[Web page and app entries]
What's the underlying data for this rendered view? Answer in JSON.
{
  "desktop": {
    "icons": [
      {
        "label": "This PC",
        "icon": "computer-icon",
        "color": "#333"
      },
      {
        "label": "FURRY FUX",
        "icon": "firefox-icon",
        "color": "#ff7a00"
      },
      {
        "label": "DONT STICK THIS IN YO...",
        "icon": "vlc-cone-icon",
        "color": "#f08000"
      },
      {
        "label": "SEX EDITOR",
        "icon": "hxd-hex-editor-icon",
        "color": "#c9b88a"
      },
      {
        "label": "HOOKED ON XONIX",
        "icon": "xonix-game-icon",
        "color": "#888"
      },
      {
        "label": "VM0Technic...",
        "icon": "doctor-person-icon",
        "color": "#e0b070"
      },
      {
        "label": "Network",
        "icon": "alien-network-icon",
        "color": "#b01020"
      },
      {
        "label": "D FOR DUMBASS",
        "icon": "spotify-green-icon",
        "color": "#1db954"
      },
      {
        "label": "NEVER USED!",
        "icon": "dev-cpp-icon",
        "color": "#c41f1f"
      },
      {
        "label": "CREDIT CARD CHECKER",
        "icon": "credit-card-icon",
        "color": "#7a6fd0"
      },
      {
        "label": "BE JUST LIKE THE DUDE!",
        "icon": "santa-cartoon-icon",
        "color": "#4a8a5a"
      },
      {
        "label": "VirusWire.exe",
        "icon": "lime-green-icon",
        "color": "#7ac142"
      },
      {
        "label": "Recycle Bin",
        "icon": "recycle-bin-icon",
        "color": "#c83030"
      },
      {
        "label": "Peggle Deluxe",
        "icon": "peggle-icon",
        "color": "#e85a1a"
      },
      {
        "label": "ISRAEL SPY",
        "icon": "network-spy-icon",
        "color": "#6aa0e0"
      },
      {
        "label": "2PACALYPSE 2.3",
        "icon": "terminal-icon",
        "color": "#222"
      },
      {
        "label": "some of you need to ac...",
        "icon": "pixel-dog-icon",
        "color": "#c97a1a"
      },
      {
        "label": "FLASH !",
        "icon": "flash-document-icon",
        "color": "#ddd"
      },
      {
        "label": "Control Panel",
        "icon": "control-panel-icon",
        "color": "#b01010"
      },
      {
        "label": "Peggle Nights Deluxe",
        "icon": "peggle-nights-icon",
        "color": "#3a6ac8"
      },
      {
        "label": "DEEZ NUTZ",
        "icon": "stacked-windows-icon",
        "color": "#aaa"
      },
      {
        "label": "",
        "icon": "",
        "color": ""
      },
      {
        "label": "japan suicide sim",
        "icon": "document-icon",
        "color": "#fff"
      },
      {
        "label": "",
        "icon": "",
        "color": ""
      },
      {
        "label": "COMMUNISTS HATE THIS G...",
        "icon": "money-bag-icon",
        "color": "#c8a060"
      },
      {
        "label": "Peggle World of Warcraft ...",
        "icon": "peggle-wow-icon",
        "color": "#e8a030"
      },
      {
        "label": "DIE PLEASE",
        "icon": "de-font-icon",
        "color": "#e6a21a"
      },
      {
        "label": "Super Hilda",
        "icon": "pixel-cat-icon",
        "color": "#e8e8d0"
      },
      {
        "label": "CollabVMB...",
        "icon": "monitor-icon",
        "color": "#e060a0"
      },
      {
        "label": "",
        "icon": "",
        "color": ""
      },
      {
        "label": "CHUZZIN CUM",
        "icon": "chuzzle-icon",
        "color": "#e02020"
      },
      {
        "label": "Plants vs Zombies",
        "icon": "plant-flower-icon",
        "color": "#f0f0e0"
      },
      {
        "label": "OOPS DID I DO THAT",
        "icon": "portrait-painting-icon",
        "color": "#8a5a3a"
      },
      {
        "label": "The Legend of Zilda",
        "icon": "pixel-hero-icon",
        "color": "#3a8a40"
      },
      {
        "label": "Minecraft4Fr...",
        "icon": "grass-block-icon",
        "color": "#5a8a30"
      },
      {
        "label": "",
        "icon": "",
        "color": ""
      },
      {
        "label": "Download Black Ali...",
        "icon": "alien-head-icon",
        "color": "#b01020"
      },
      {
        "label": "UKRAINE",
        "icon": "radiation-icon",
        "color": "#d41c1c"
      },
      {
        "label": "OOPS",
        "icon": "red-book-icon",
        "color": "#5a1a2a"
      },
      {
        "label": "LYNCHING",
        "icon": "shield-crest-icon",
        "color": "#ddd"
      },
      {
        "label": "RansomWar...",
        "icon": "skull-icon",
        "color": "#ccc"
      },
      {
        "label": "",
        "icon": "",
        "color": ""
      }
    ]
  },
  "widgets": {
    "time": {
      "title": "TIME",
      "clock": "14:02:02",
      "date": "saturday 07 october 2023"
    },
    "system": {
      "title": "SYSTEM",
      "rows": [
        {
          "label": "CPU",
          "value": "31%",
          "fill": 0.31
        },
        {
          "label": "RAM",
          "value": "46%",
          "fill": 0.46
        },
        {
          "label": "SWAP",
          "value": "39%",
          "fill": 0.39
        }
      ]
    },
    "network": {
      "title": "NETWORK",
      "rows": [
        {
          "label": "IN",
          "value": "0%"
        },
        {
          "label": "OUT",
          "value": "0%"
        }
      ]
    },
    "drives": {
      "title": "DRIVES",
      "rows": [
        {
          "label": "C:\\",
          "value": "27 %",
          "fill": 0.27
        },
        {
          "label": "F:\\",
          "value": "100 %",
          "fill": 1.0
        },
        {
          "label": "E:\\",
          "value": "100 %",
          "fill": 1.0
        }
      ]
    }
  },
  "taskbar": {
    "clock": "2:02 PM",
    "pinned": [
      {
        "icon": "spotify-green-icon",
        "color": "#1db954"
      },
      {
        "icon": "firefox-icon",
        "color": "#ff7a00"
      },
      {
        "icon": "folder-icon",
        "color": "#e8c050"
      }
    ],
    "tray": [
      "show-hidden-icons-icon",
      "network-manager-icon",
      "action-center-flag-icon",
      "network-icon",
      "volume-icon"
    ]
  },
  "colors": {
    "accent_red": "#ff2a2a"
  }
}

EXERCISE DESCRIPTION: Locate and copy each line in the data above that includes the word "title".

EXERCISE RESPONSE:
      "title": "TIME",
      "title": "SYSTEM",
      "title": "NETWORK",
      "title": "DRIVES",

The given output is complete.